**Instructions to follow**
Look for the string "this" in the listing below, then copy every line that has it.

**Information supplied**

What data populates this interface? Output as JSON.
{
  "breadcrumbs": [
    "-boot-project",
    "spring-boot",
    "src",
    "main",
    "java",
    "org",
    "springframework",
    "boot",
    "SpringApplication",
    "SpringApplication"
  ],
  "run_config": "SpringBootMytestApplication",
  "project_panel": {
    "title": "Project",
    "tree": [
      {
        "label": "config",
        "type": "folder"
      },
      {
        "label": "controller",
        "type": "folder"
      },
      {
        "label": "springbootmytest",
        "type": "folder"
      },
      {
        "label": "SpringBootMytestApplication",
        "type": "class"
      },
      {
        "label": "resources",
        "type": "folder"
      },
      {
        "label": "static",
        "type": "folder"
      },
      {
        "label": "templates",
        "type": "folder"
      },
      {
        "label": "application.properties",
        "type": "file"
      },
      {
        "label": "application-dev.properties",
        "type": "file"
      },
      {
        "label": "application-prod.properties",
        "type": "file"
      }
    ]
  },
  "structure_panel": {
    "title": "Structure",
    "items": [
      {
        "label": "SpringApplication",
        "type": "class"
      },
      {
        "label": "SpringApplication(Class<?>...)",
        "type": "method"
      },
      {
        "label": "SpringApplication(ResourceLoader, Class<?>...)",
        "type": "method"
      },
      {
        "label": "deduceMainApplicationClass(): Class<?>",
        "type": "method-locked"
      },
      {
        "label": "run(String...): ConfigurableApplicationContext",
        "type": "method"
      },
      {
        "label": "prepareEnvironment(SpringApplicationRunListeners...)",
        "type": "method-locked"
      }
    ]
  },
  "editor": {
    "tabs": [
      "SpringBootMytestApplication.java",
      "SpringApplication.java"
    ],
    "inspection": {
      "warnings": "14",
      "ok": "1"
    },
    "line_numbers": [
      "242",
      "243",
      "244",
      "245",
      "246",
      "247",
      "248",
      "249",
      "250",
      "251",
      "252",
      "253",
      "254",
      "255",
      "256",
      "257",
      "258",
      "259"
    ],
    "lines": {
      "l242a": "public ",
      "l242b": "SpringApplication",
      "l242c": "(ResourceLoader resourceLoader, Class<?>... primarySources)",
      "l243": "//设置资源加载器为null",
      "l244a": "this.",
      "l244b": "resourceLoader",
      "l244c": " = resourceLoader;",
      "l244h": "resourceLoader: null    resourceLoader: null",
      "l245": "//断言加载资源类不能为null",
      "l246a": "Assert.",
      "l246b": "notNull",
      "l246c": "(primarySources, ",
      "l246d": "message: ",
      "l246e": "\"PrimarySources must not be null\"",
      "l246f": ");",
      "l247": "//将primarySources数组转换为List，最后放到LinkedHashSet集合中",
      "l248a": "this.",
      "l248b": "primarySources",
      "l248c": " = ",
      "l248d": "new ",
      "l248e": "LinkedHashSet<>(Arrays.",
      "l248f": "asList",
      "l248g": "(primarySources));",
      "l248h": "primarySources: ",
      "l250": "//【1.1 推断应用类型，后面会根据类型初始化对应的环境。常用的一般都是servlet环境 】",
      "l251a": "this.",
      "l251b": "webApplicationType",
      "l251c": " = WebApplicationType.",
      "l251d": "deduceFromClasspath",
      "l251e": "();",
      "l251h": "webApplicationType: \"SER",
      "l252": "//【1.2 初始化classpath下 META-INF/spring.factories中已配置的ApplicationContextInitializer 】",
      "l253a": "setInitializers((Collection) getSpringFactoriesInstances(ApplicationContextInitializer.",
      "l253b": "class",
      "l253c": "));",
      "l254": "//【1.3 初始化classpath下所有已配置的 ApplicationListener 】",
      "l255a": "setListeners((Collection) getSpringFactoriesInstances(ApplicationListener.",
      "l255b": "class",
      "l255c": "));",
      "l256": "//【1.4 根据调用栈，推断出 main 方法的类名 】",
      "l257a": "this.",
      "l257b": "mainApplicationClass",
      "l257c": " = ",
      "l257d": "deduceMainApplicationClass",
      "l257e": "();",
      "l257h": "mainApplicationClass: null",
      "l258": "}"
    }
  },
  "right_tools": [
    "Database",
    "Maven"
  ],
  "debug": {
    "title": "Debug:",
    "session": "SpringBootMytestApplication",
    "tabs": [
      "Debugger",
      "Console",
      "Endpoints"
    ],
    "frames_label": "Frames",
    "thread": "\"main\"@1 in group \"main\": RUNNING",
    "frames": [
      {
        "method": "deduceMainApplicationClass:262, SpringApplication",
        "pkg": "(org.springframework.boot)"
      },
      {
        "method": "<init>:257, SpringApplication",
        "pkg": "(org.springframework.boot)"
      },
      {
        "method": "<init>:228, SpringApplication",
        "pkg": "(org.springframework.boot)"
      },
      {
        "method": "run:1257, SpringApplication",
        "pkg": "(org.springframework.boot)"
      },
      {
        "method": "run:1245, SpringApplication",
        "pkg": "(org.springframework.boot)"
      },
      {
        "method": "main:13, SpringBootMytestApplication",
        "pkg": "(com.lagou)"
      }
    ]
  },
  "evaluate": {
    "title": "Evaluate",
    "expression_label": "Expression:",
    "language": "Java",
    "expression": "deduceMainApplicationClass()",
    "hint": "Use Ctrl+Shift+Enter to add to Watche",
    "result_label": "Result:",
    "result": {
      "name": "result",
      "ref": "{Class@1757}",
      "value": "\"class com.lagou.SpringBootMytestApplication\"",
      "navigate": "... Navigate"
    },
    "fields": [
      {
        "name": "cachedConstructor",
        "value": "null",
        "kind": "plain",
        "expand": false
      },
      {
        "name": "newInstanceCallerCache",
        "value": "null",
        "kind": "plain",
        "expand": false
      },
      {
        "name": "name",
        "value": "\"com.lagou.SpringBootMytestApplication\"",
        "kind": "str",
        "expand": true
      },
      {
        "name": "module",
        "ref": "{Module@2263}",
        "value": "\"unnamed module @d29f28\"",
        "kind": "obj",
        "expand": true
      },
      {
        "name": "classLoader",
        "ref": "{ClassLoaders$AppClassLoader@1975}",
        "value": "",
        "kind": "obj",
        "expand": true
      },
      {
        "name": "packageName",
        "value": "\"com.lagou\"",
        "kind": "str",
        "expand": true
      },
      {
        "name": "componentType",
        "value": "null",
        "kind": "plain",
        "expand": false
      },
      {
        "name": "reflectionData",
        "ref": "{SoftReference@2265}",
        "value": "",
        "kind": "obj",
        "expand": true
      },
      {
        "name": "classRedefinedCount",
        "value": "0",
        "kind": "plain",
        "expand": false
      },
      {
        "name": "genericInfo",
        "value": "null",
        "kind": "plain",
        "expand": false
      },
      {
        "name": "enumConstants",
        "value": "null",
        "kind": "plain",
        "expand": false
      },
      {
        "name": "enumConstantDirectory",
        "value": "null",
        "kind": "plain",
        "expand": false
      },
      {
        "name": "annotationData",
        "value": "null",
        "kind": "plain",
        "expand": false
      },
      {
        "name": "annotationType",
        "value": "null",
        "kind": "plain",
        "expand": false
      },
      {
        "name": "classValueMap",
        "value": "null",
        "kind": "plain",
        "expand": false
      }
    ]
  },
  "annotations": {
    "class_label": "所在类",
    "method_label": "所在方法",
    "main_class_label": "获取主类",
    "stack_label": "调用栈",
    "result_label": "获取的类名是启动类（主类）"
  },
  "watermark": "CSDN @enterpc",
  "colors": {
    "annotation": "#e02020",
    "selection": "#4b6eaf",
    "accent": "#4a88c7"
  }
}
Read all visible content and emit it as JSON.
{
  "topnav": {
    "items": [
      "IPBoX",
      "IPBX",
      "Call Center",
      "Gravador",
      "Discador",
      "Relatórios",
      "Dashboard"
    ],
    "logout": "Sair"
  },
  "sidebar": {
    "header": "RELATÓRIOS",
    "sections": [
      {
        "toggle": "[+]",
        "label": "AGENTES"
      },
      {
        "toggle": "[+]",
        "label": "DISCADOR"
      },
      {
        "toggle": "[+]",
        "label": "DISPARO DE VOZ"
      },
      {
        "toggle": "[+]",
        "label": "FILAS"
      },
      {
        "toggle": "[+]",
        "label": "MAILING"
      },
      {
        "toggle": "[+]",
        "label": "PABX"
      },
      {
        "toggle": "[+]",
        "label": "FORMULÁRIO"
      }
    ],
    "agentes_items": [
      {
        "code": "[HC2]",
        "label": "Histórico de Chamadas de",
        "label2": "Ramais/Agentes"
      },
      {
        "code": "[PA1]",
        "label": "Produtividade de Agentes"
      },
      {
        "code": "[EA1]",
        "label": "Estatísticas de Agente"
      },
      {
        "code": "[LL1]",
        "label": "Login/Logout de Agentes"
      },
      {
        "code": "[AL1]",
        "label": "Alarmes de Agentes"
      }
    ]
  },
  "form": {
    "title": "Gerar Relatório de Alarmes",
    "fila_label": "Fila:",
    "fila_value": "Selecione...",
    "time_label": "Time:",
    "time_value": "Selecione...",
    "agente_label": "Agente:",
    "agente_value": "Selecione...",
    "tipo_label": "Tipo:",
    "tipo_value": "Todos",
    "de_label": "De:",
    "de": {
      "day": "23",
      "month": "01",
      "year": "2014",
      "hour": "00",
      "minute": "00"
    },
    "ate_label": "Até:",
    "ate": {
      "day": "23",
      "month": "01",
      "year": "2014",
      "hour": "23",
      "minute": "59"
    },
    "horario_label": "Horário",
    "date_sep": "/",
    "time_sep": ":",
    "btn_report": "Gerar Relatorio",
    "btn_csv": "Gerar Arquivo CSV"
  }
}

**Answer section**
What data populates this interface? Output as JSON.
      "l244a": "this.",
      "l248a": "this.",
      "l251a": "this.",
      "l257a": "this.",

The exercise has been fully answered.